YOUR GOAL -
From the entries below, copy out every line with "gmail" in it.

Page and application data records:
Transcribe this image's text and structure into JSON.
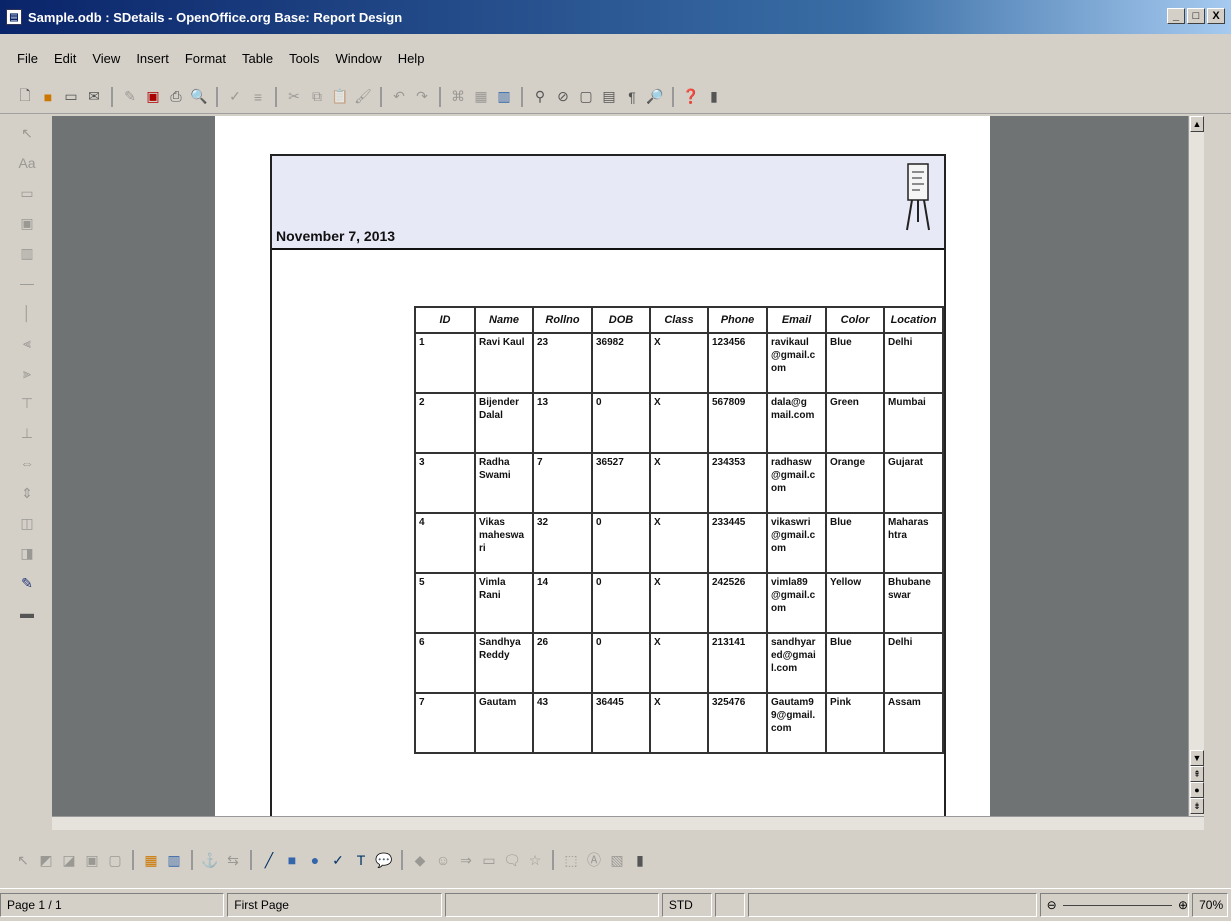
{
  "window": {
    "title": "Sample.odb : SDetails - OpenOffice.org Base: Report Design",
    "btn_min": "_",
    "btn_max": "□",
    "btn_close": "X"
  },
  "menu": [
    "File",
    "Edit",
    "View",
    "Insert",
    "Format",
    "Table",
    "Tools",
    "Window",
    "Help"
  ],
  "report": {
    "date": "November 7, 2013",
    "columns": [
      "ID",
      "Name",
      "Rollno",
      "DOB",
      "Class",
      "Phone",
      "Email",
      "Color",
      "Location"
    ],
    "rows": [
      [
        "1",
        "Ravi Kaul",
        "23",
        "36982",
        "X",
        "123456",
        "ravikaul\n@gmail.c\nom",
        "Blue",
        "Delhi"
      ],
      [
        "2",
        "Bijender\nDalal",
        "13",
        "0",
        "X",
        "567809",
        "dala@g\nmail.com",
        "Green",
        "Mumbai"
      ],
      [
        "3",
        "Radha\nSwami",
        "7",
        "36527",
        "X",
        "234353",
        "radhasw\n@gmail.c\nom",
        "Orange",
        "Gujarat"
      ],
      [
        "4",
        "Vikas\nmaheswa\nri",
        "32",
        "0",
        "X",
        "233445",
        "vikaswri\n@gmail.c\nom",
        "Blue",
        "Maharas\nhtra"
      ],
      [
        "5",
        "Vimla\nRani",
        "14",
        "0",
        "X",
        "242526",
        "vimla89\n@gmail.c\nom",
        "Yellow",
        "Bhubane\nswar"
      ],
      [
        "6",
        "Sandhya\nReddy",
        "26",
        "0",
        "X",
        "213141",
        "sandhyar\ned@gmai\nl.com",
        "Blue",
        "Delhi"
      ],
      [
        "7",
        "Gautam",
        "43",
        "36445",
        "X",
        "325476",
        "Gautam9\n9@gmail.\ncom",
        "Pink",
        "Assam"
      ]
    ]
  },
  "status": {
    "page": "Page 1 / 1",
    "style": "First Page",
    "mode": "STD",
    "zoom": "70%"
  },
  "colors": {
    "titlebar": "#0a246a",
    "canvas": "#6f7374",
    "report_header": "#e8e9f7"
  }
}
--
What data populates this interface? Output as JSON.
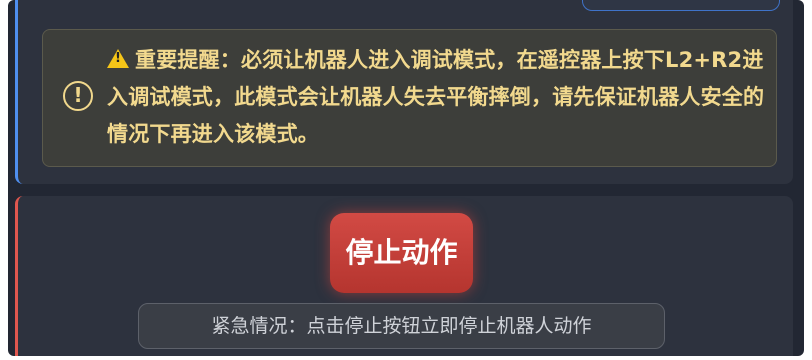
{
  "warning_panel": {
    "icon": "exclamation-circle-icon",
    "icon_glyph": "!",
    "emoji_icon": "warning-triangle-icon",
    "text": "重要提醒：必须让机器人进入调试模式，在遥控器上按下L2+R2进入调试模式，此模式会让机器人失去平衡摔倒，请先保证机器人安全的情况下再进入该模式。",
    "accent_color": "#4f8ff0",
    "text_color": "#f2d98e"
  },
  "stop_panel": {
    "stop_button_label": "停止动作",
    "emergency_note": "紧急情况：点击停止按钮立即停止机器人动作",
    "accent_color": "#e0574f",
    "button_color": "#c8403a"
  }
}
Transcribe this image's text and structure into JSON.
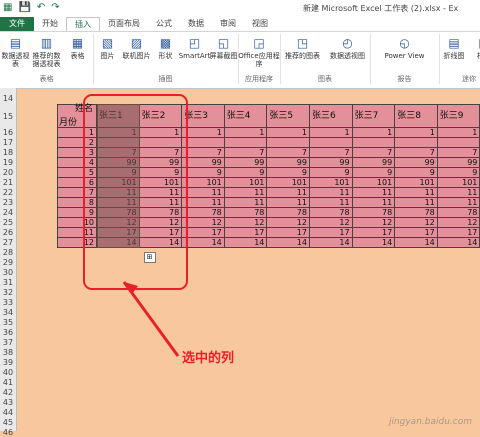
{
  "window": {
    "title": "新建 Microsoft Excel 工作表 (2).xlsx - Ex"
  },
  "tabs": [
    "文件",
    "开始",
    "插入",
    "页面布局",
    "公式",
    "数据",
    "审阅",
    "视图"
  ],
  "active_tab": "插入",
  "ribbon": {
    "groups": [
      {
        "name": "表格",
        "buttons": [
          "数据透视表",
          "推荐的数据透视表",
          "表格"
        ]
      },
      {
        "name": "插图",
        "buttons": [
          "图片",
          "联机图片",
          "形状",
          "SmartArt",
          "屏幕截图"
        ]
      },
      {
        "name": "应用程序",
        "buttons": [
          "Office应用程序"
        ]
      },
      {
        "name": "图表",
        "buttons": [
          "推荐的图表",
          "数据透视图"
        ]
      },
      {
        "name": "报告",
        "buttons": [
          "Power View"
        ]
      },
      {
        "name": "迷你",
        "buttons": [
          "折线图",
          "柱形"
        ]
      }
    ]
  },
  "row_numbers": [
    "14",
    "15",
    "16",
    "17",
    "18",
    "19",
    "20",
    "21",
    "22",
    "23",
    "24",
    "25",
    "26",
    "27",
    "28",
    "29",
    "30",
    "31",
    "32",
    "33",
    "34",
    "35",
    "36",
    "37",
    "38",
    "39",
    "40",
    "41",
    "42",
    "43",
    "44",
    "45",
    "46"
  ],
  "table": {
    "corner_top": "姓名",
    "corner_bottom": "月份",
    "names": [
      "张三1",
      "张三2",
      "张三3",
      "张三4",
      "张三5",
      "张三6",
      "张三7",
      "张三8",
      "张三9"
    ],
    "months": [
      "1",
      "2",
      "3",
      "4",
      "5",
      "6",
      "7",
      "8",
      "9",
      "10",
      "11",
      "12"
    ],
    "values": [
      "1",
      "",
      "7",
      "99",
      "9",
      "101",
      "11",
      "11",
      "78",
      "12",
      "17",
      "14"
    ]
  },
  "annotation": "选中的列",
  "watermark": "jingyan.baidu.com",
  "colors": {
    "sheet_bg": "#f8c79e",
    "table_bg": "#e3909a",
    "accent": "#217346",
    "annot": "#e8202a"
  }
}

WRITTEN SOLUTION -
        "ravikaul\n@gmail.c\nom",
        "radhasw\n@gmail.c\nom",
        "vikaswri\n@gmail.c\nom",
        "vimla89\n@gmail.c\nom",
        "Gautam9\n9@gmail.\ncom",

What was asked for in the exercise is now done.